### DIRECTIONS FOR THIS TASK
In the material below, find every line containing "icon" and copy that line.

### SUPPLIED MATERIAL
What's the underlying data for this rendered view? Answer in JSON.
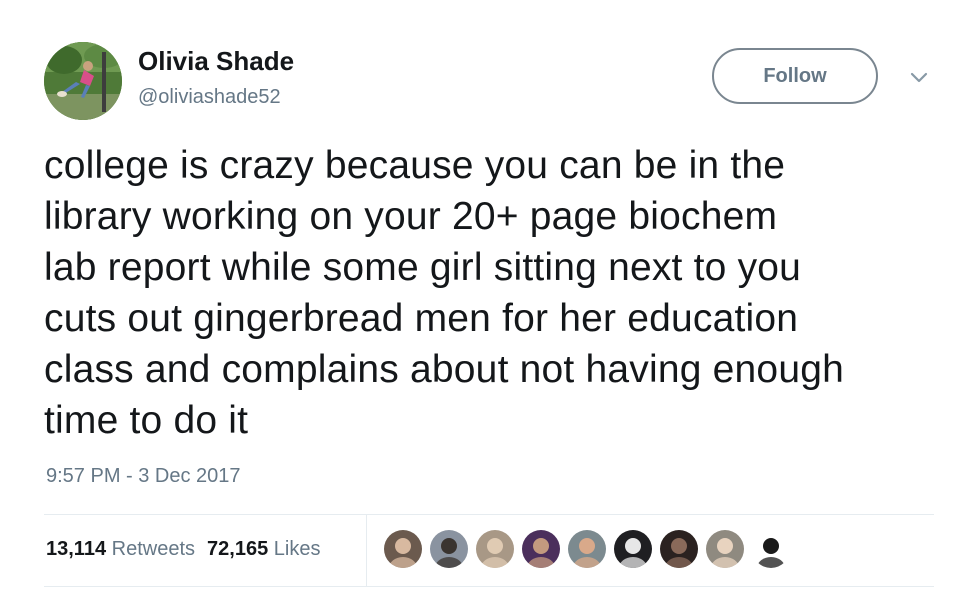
{
  "user": {
    "name": "Olivia Shade",
    "handle": "@oliviashade52"
  },
  "follow_button": {
    "label": "Follow"
  },
  "tweet": {
    "lines": [
      "college is crazy because you can be in the",
      "library working on your 20+ page biochem",
      "lab report while some girl sitting next to you",
      "cuts out gingerbread men for her education",
      "class and complains about not having enough",
      "time to do it"
    ],
    "timestamp": "9:57 PM - 3 Dec 2017"
  },
  "stats": {
    "retweets": {
      "count": "13,114",
      "label": "Retweets"
    },
    "likes": {
      "count": "72,165",
      "label": "Likes"
    }
  },
  "likers": [
    {
      "bg": "#6b5a4e",
      "fg": "#d8b9a0"
    },
    {
      "bg": "#8a93a0",
      "fg": "#3a3430"
    },
    {
      "bg": "#a89886",
      "fg": "#e0cbb3"
    },
    {
      "bg": "#4b2f5c",
      "fg": "#c39a7f"
    },
    {
      "bg": "#7c8a8f",
      "fg": "#d9a98a"
    },
    {
      "bg": "#1f1f22",
      "fg": "#e7e7e7"
    },
    {
      "bg": "#2b2220",
      "fg": "#8a6a5a"
    },
    {
      "bg": "#8f8a80",
      "fg": "#e8d3bf"
    },
    {
      "bg": "#ffffff",
      "fg": "#1a1a1a"
    }
  ],
  "colors": {
    "text": "#14171a",
    "secondary": "#657786",
    "divider": "#e6ecf0"
  }
}
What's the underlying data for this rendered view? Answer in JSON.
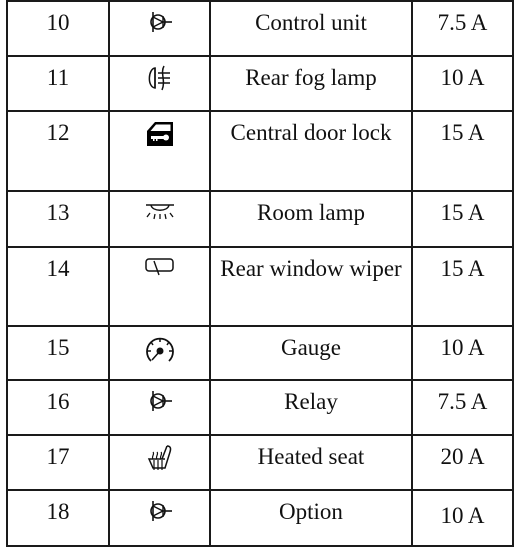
{
  "fuse_table": {
    "rows": [
      {
        "number": "10",
        "icon": "transistor-icon",
        "description": "Control unit",
        "rating": "7.5 A"
      },
      {
        "number": "11",
        "icon": "rear-fog-lamp-icon",
        "description": "Rear fog lamp",
        "rating": "10 A"
      },
      {
        "number": "12",
        "icon": "door-lock-icon",
        "description": "Central door lock",
        "rating": "15 A"
      },
      {
        "number": "13",
        "icon": "room-lamp-icon",
        "description": "Room lamp",
        "rating": "15 A"
      },
      {
        "number": "14",
        "icon": "rear-wiper-icon",
        "description": "Rear window wiper",
        "rating": "15 A"
      },
      {
        "number": "15",
        "icon": "gauge-icon",
        "description": "Gauge",
        "rating": "10 A"
      },
      {
        "number": "16",
        "icon": "transistor-icon",
        "description": "Relay",
        "rating": "7.5 A"
      },
      {
        "number": "17",
        "icon": "heated-seat-icon",
        "description": "Heated seat",
        "rating": "20 A"
      },
      {
        "number": "18",
        "icon": "transistor-icon",
        "description": "Option",
        "rating": "10 A"
      }
    ]
  }
}
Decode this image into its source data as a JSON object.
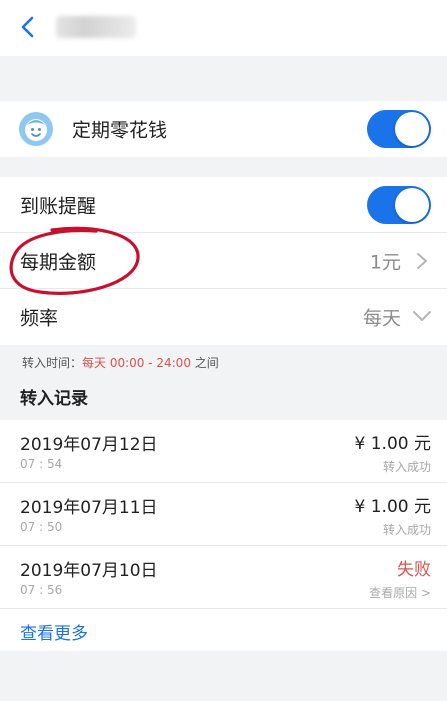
{
  "nav": {
    "back_icon": "chevron-left-icon"
  },
  "plan": {
    "title": "定期零花钱",
    "toggle_on": true,
    "icon": "smiley-face-icon"
  },
  "settings": {
    "reminder_label": "到账提醒",
    "reminder_on": true,
    "amount_label": "每期金额",
    "amount_value": "1元",
    "frequency_label": "频率",
    "frequency_value": "每天"
  },
  "transfer_time": {
    "prefix": "转入时间：",
    "highlight": "每天 00:00 - 24:00",
    "suffix": " 之间"
  },
  "records": {
    "title": "转入记录",
    "items": [
      {
        "date": "2019年07月12日",
        "time": "07 : 54",
        "amount": "¥ 1.00 元",
        "status": "转入成功",
        "failed": false
      },
      {
        "date": "2019年07月11日",
        "time": "07 : 50",
        "amount": "¥ 1.00 元",
        "status": "转入成功",
        "failed": false
      },
      {
        "date": "2019年07月10日",
        "time": "07 : 56",
        "amount": "失败",
        "status": "查看原因 >",
        "failed": true
      }
    ],
    "more": "查看更多"
  },
  "colors": {
    "accent": "#1a73e8",
    "error": "#d9534f",
    "annotation": "#c8102e"
  }
}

### WRITTEN SOLUTION
        "icon": "transistor-icon",
        "icon": "rear-fog-lamp-icon",
        "icon": "door-lock-icon",
        "icon": "room-lamp-icon",
        "icon": "rear-wiper-icon",
        "icon": "gauge-icon",
        "icon": "transistor-icon",
        "icon": "heated-seat-icon",
        "icon": "transistor-icon",
    "back_icon": "chevron-left-icon"
    "icon": "smiley-face-icon"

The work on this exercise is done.